I am convinced that digital technology, used as a creative tool, has to take a step away from copying tools artists already use. The computer must find its own
language that speaks of its own qualities, rather than imitate those of the past. 
Using digital technology to produce
images that look like drawings or paintings is just reinventing the wheel.

Yellow River
205cm X 187cm   
Pigment held in transparent polymer layers  -  On canvas

Hidden Spider
123cm X 115cm
Pigment held in transparent polymer layers  -  On canvas

Close-up of Yellow River
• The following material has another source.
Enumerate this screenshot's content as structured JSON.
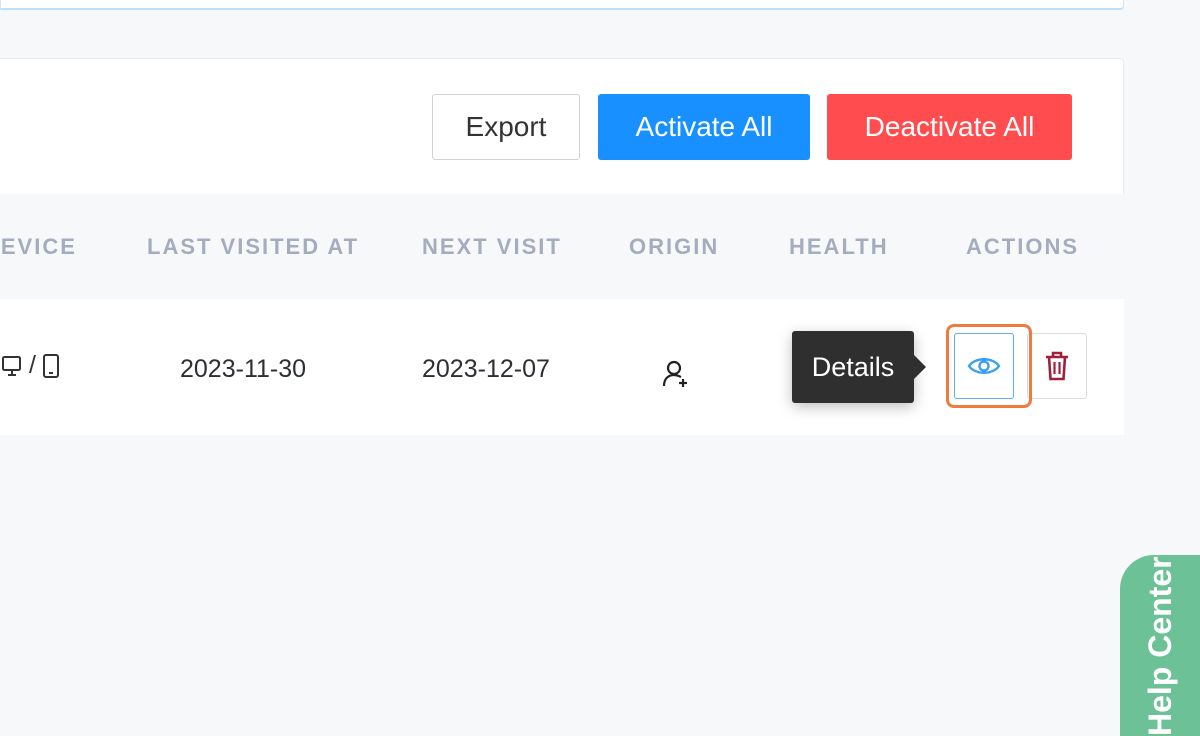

By using the pigment alone and building the picture in physical layers, I remove the infinite reworking and undoing usually associated with computer images and reintroduce the tension between control and accident.
I endeavour to subvert the flawlessness of the computer image, while returning the quality of translucency to the colour.

Close-up of Hidden Spider